|Dimensions||14 × 12.5 × 1 cm|
This is a musical journey through India and the Himalaya Mountains. Using a variety of synthesizers, David Parsons creates a beautiful and vivid musical picture. We hear and feel the driving wind and sense the mystery of the deserted snowy mountain meadows. In Rishikesh an underlying growling depicts the awesome feeling of standing at the base of the majestic Himalaya Mountains and looking up. The full–bodied rumble of Kailasa portrays the power of the shrine of Lord Shiva. In Varuna Deva rhythms are used like brushes to paint the lively Ganges River. Spiced with recordings of natural sounds, such as thunder and chanting, Himalaya is a passionate view of India and her mighty mountain range.
David Parsons – Himalaya
CD review by Warren Fahey
This is, as they say, an oldie but a goodie.
It’s actually from the heyday of ambient music, the late 1980s.
David Parsons is a New Zealand composer with a large and impressive catalogue.
His music is directly inspired by his interest in things Middle Eastern and some would believe, Middle Earthern.
I prefer his later work, Yatra, on the same label.
If ambient sounds and I mean good ambient melodies and wafting sounds, do it for you, then this will work.
To me it’s a bit too structured and reminds me too much of deep tissue massage and incense.
Mind you, there’s nothing better than massage, incense and ambient music, as long as it isn’t Celtic, followed by a cuppa chai tea.
Oh dear, I’m wafting myself now because I’m listening to David’s music as I type this.
‘Himalaya’ is set in India and is, in essence, the composer’s impression of India.

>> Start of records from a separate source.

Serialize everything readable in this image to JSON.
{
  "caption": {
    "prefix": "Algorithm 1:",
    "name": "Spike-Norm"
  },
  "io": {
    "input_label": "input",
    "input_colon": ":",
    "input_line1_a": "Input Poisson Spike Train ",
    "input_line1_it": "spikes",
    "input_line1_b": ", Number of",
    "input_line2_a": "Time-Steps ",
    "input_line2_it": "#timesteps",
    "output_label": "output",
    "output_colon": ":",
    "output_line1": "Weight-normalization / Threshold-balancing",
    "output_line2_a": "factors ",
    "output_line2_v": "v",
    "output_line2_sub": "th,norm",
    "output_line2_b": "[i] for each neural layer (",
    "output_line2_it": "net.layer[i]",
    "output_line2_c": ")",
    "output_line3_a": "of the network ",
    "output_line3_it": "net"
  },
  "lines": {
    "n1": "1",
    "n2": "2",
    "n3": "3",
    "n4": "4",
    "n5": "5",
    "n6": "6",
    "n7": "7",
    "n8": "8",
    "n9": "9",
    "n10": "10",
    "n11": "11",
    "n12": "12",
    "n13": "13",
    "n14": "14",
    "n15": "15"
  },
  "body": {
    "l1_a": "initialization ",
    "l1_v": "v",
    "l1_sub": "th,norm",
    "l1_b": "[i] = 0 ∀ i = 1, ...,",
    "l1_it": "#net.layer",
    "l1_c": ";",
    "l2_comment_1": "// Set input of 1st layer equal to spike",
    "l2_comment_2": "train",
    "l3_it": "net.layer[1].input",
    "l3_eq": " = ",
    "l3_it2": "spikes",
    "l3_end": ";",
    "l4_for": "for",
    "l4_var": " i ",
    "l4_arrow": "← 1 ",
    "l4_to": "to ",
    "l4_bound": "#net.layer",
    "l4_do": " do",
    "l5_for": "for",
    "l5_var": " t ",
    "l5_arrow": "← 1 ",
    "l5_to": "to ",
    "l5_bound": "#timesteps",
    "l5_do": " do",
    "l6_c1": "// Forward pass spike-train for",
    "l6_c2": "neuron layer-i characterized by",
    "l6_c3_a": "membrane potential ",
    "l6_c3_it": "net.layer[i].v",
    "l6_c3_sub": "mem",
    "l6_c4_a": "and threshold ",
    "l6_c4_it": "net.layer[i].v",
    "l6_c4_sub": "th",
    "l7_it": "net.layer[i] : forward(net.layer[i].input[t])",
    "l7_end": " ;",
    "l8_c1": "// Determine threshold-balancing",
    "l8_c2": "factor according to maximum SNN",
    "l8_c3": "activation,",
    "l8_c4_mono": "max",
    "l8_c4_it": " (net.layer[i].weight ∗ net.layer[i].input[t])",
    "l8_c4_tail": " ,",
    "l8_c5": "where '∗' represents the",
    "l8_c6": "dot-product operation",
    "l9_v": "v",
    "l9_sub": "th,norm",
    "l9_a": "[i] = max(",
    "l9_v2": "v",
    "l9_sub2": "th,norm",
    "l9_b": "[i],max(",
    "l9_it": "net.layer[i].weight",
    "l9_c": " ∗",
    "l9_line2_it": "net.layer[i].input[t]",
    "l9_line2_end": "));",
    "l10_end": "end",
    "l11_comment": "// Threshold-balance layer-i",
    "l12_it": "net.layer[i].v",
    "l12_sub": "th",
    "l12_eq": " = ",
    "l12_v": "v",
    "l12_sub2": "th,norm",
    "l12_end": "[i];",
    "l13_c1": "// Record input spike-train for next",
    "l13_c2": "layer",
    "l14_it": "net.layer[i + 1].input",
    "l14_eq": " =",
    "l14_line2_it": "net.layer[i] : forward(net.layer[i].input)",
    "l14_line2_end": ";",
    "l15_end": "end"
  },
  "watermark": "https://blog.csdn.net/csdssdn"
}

Take a trip up the Ganges, ascend a mountain to Lord Shiva’s abode, visit the Akbar tomb in Agra, experience the Holy City of Benares, enter the gateway to the Himalayas and return to the Ganges for a dip.
5 in stock